We’ve been playing a lot of kickball in our front yard this summer. Our ball of choice has been a slick, lightweight plastic Lightning McQueen one which has frequently made its way over the neighbor’s fence. Since it’s a game our whole family has been enjoying—and is one I’ve always loved—I decided it was about time that we get an authentic playground ball. The familiar, classic, textured red rubber kind that brings with it all kinds of schoolyard memories: dodgeball, court dodge and various other games. I remember the sting and slap of it, the red marks it would leave on my arms as I held back tears after being pelted repeatedly by the boys. My girlfriends and I also liked to play Charlie’s Angels with one. We’d take turns being Sabrina, Kelly and Jill; the girl who was Jill (Farrah) would sometimes don my glamorous-looking long coat with a faux-fur lined hood. Lithely and Angel-like, we’d run around the playground acting out some storyline of intrigue or espionage, pursuing bad guys, using the rubber balls as bombs. Until the day we got busted by the Yard Duty teachers and had to stop playing.
Kickball was another recess favorite of mine, with one memory being especially vivid. It was probably First or Second grade. I was decked out in a dress, probably some polyester creation handmade by Frannie. I don’t recall the specifics of the play; all I know is that I was out. Maybe I’d gotten called out on base or maybe it was a pop fly. Whatever it was, I was bummed and humiliated as I started my jog to the backstop. It felt like the Trot of Shame. As I made my approach, I noted that there was a mud puddle covering home plate. In my eyes it must’ve looked about the size of a glass of water spilled on the kitchen table, but in reality it was more along the lines of Lake Shasta. Wanting to maintain some element of confidence and coolness, and attempting to rebuild my reputation, I decided to jump over it. If I was out, I’d go out with a bang. I leapt. I landed. Smack dab in the middle of it. I was drenched in a watery, gooey, muddy mess. My humiliation level soared. Utterly embarrassed, I made the trek to the Nurse’s office where I sat with paper towels stuck to every exposed body part as I waited for my mom to bring a change of clothes.
These days I’ve been learning some new additions to the game as I’ve played with my 9-year-old and his friends.
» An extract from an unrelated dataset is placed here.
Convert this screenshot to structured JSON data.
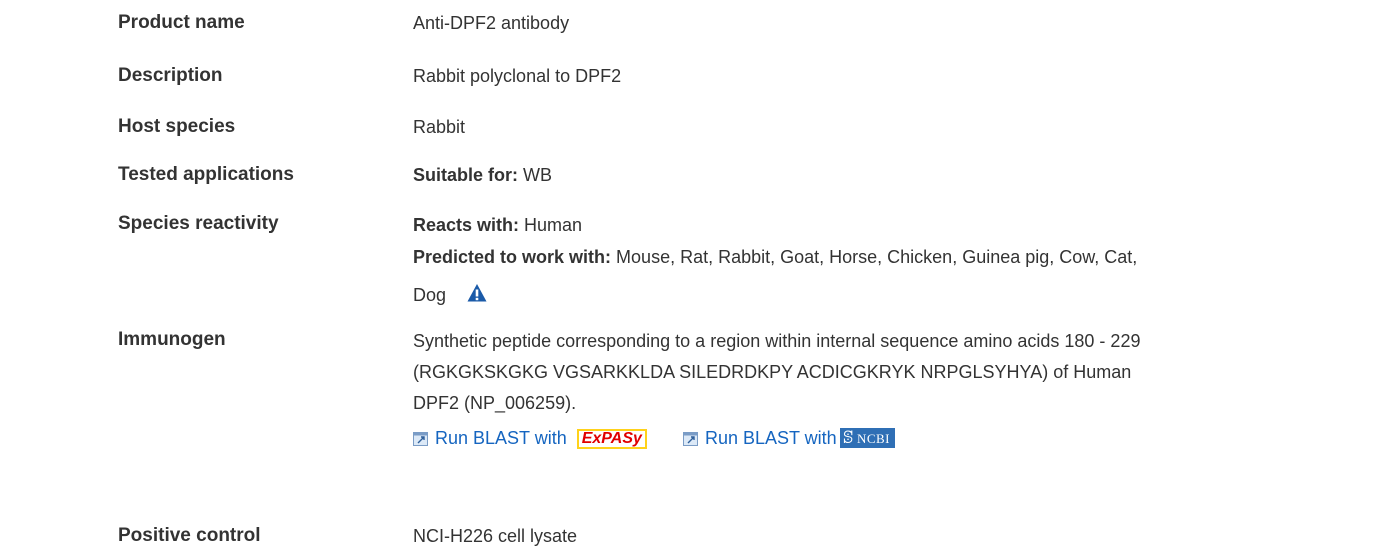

One of them is “ghosties” (when we’re short-handed players, the runner has to return to be kicker again, leaving a “ghostie” on base.) I’ve also been introduced to another one of their recess faves: Four Square. Over the summer, I’ve heard my son holler “Chickafee” on occasion and wondered what it meant. But I’ve remained silent and figured it was one of the finer points of the game.
Thursday we decided to play Four Square with our new ball. Rassy and his friend explained the rules to me as we started. We bounced the ball into each other’s squares, trying not to hit the lines. He bounced it into his friend’s square and immediately yelled “Chickafee.” Here was my opportunity. I tried to be subtle as I contained my cluelessness; I was on the verge of going from Four Square novice to insider.
“What’s ‘Chickafee’?” I asked.
My son’s friend held the ball at his hip and looked at me with all the seriousness of an MLB ump.
“It’s actually supposed to be ‘Chicken Feet’,” he explained knowledgeably. “It means when the ball hits your foot you’re out.”
“Oh.” I replied.
I played a few more minutes and then jumped in the car to go pick up some pizza as they continued on with Two Square, bouncing that red ball back and forth as I left.
Over the years the games, lingo and rules may have changed—we’ve gone from Charlie’s Angels to Chickafee—but one thing remains at the heart of neighborhood and playground fun: that familiar, classic, textured red rubber ball.